| PROBLEM TO WORK ON |
Among the lines below, some may hold the word "Mass"; state how many do, giving only the number.

| DATA PROVIDED |

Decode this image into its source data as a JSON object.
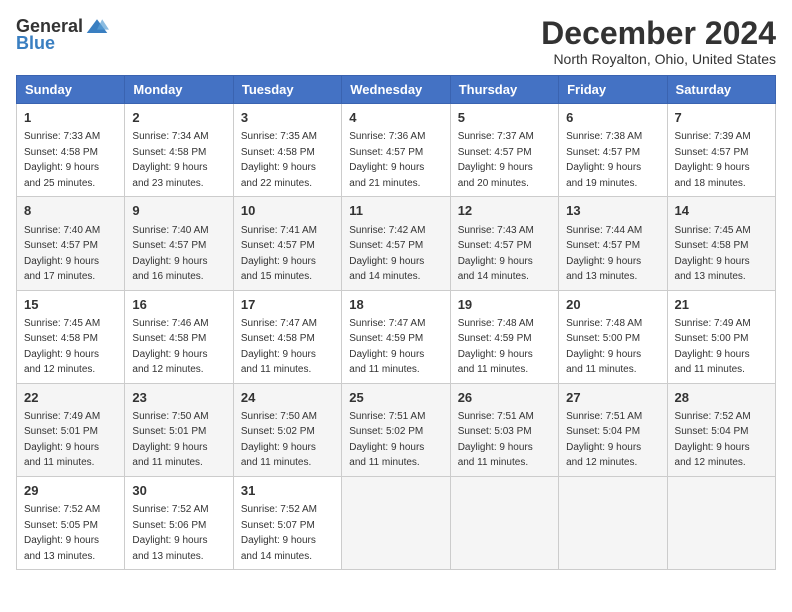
{
  "logo": {
    "general": "General",
    "blue": "Blue"
  },
  "title": "December 2024",
  "location": "North Royalton, Ohio, United States",
  "days_header": [
    "Sunday",
    "Monday",
    "Tuesday",
    "Wednesday",
    "Thursday",
    "Friday",
    "Saturday"
  ],
  "weeks": [
    [
      {
        "day": "1",
        "sunrise": "Sunrise: 7:33 AM",
        "sunset": "Sunset: 4:58 PM",
        "daylight": "Daylight: 9 hours and 25 minutes."
      },
      {
        "day": "2",
        "sunrise": "Sunrise: 7:34 AM",
        "sunset": "Sunset: 4:58 PM",
        "daylight": "Daylight: 9 hours and 23 minutes."
      },
      {
        "day": "3",
        "sunrise": "Sunrise: 7:35 AM",
        "sunset": "Sunset: 4:58 PM",
        "daylight": "Daylight: 9 hours and 22 minutes."
      },
      {
        "day": "4",
        "sunrise": "Sunrise: 7:36 AM",
        "sunset": "Sunset: 4:57 PM",
        "daylight": "Daylight: 9 hours and 21 minutes."
      },
      {
        "day": "5",
        "sunrise": "Sunrise: 7:37 AM",
        "sunset": "Sunset: 4:57 PM",
        "daylight": "Daylight: 9 hours and 20 minutes."
      },
      {
        "day": "6",
        "sunrise": "Sunrise: 7:38 AM",
        "sunset": "Sunset: 4:57 PM",
        "daylight": "Daylight: 9 hours and 19 minutes."
      },
      {
        "day": "7",
        "sunrise": "Sunrise: 7:39 AM",
        "sunset": "Sunset: 4:57 PM",
        "daylight": "Daylight: 9 hours and 18 minutes."
      }
    ],
    [
      {
        "day": "8",
        "sunrise": "Sunrise: 7:40 AM",
        "sunset": "Sunset: 4:57 PM",
        "daylight": "Daylight: 9 hours and 17 minutes."
      },
      {
        "day": "9",
        "sunrise": "Sunrise: 7:40 AM",
        "sunset": "Sunset: 4:57 PM",
        "daylight": "Daylight: 9 hours and 16 minutes."
      },
      {
        "day": "10",
        "sunrise": "Sunrise: 7:41 AM",
        "sunset": "Sunset: 4:57 PM",
        "daylight": "Daylight: 9 hours and 15 minutes."
      },
      {
        "day": "11",
        "sunrise": "Sunrise: 7:42 AM",
        "sunset": "Sunset: 4:57 PM",
        "daylight": "Daylight: 9 hours and 14 minutes."
      },
      {
        "day": "12",
        "sunrise": "Sunrise: 7:43 AM",
        "sunset": "Sunset: 4:57 PM",
        "daylight": "Daylight: 9 hours and 14 minutes."
      },
      {
        "day": "13",
        "sunrise": "Sunrise: 7:44 AM",
        "sunset": "Sunset: 4:57 PM",
        "daylight": "Daylight: 9 hours and 13 minutes."
      },
      {
        "day": "14",
        "sunrise": "Sunrise: 7:45 AM",
        "sunset": "Sunset: 4:58 PM",
        "daylight": "Daylight: 9 hours and 13 minutes."
      }
    ],
    [
      {
        "day": "15",
        "sunrise": "Sunrise: 7:45 AM",
        "sunset": "Sunset: 4:58 PM",
        "daylight": "Daylight: 9 hours and 12 minutes."
      },
      {
        "day": "16",
        "sunrise": "Sunrise: 7:46 AM",
        "sunset": "Sunset: 4:58 PM",
        "daylight": "Daylight: 9 hours and 12 minutes."
      },
      {
        "day": "17",
        "sunrise": "Sunrise: 7:47 AM",
        "sunset": "Sunset: 4:58 PM",
        "daylight": "Daylight: 9 hours and 11 minutes."
      },
      {
        "day": "18",
        "sunrise": "Sunrise: 7:47 AM",
        "sunset": "Sunset: 4:59 PM",
        "daylight": "Daylight: 9 hours and 11 minutes."
      },
      {
        "day": "19",
        "sunrise": "Sunrise: 7:48 AM",
        "sunset": "Sunset: 4:59 PM",
        "daylight": "Daylight: 9 hours and 11 minutes."
      },
      {
        "day": "20",
        "sunrise": "Sunrise: 7:48 AM",
        "sunset": "Sunset: 5:00 PM",
        "daylight": "Daylight: 9 hours and 11 minutes."
      },
      {
        "day": "21",
        "sunrise": "Sunrise: 7:49 AM",
        "sunset": "Sunset: 5:00 PM",
        "daylight": "Daylight: 9 hours and 11 minutes."
      }
    ],
    [
      {
        "day": "22",
        "sunrise": "Sunrise: 7:49 AM",
        "sunset": "Sunset: 5:01 PM",
        "daylight": "Daylight: 9 hours and 11 minutes."
      },
      {
        "day": "23",
        "sunrise": "Sunrise: 7:50 AM",
        "sunset": "Sunset: 5:01 PM",
        "daylight": "Daylight: 9 hours and 11 minutes."
      },
      {
        "day": "24",
        "sunrise": "Sunrise: 7:50 AM",
        "sunset": "Sunset: 5:02 PM",
        "daylight": "Daylight: 9 hours and 11 minutes."
      },
      {
        "day": "25",
        "sunrise": "Sunrise: 7:51 AM",
        "sunset": "Sunset: 5:02 PM",
        "daylight": "Daylight: 9 hours and 11 minutes."
      },
      {
        "day": "26",
        "sunrise": "Sunrise: 7:51 AM",
        "sunset": "Sunset: 5:03 PM",
        "daylight": "Daylight: 9 hours and 11 minutes."
      },
      {
        "day": "27",
        "sunrise": "Sunrise: 7:51 AM",
        "sunset": "Sunset: 5:04 PM",
        "daylight": "Daylight: 9 hours and 12 minutes."
      },
      {
        "day": "28",
        "sunrise": "Sunrise: 7:52 AM",
        "sunset": "Sunset: 5:04 PM",
        "daylight": "Daylight: 9 hours and 12 minutes."
      }
    ],
    [
      {
        "day": "29",
        "sunrise": "Sunrise: 7:52 AM",
        "sunset": "Sunset: 5:05 PM",
        "daylight": "Daylight: 9 hours and 13 minutes."
      },
      {
        "day": "30",
        "sunrise": "Sunrise: 7:52 AM",
        "sunset": "Sunset: 5:06 PM",
        "daylight": "Daylight: 9 hours and 13 minutes."
      },
      {
        "day": "31",
        "sunrise": "Sunrise: 7:52 AM",
        "sunset": "Sunset: 5:07 PM",
        "daylight": "Daylight: 9 hours and 14 minutes."
      },
      null,
      null,
      null,
      null
    ]
  ]
}
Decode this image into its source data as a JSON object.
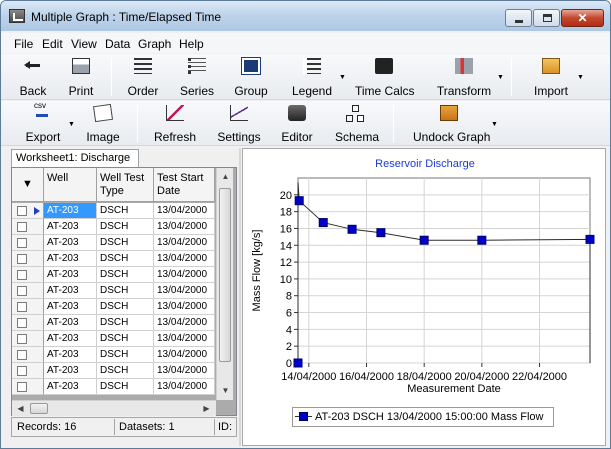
{
  "window": {
    "title": "Multiple Graph : Time/Elapsed Time"
  },
  "menu": [
    "File",
    "Edit",
    "View",
    "Data",
    "Graph",
    "Help"
  ],
  "toolbar1": {
    "back": "Back",
    "print": "Print",
    "order": "Order",
    "series": "Series",
    "group": "Group",
    "legend": "Legend",
    "time_calcs": "Time Calcs",
    "transform": "Transform",
    "import": "Import"
  },
  "toolbar2": {
    "export": "Export",
    "image": "Image",
    "refresh": "Refresh",
    "settings": "Settings",
    "editor": "Editor",
    "schema": "Schema",
    "undock": "Undock Graph"
  },
  "worksheet": {
    "tab": "Worksheet1: Discharge",
    "columns": [
      "Well",
      "Well Test Type",
      "Test Start Date"
    ],
    "rows": [
      [
        "AT-203",
        "DSCH",
        "13/04/2000"
      ],
      [
        "AT-203",
        "DSCH",
        "13/04/2000"
      ],
      [
        "AT-203",
        "DSCH",
        "13/04/2000"
      ],
      [
        "AT-203",
        "DSCH",
        "13/04/2000"
      ],
      [
        "AT-203",
        "DSCH",
        "13/04/2000"
      ],
      [
        "AT-203",
        "DSCH",
        "13/04/2000"
      ],
      [
        "AT-203",
        "DSCH",
        "13/04/2000"
      ],
      [
        "AT-203",
        "DSCH",
        "13/04/2000"
      ],
      [
        "AT-203",
        "DSCH",
        "13/04/2000"
      ],
      [
        "AT-203",
        "DSCH",
        "13/04/2000"
      ],
      [
        "AT-203",
        "DSCH",
        "13/04/2000"
      ],
      [
        "AT-203",
        "DSCH",
        "13/04/2000"
      ]
    ],
    "status": {
      "records": "Records: 16",
      "datasets": "Datasets: 1",
      "id": "ID:"
    }
  },
  "chart_data": {
    "type": "line",
    "title": "Reservoir Discharge",
    "xlabel": "Measurement Date",
    "ylabel": "Mass Flow [kg/s]",
    "ylim": [
      0,
      22
    ],
    "yticks": [
      0,
      2,
      4,
      6,
      8,
      10,
      12,
      14,
      16,
      18,
      20
    ],
    "xlim": [
      "2000-04-13 15:00",
      "2000-04-23 18:00"
    ],
    "xticks": [
      "14/04/2000",
      "16/04/2000",
      "18/04/2000",
      "20/04/2000",
      "22/04/2000"
    ],
    "xtick_dates": [
      "2000-04-14",
      "2000-04-16",
      "2000-04-18",
      "2000-04-20",
      "2000-04-22"
    ],
    "grid": true,
    "series": [
      {
        "name": "AT-203 DSCH 13/04/2000 15:00:00 Mass Flow",
        "color": "#0000cc",
        "points": [
          [
            "2000-04-13 15:00",
            0.0
          ],
          [
            "2000-04-13 15:00",
            21.5
          ],
          [
            "2000-04-13 16:00",
            19.3
          ],
          [
            "2000-04-14 12:00",
            16.7
          ],
          [
            "2000-04-15 12:00",
            15.9
          ],
          [
            "2000-04-16 12:00",
            15.5
          ],
          [
            "2000-04-18 00:00",
            14.6
          ],
          [
            "2000-04-20 00:00",
            14.6
          ],
          [
            "2000-04-23 18:00",
            14.7
          ],
          [
            "2000-04-23 18:00",
            0.0
          ]
        ],
        "markers": [
          [
            "2000-04-13 15:00",
            0.0
          ],
          [
            "2000-04-13 16:00",
            19.3
          ],
          [
            "2000-04-14 12:00",
            16.7
          ],
          [
            "2000-04-15 12:00",
            15.9
          ],
          [
            "2000-04-16 12:00",
            15.5
          ],
          [
            "2000-04-18 00:00",
            14.6
          ],
          [
            "2000-04-20 00:00",
            14.6
          ],
          [
            "2000-04-23 18:00",
            14.7
          ]
        ]
      }
    ],
    "legend_position": "bottom"
  }
}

| EXERCISE SOLUTION |
2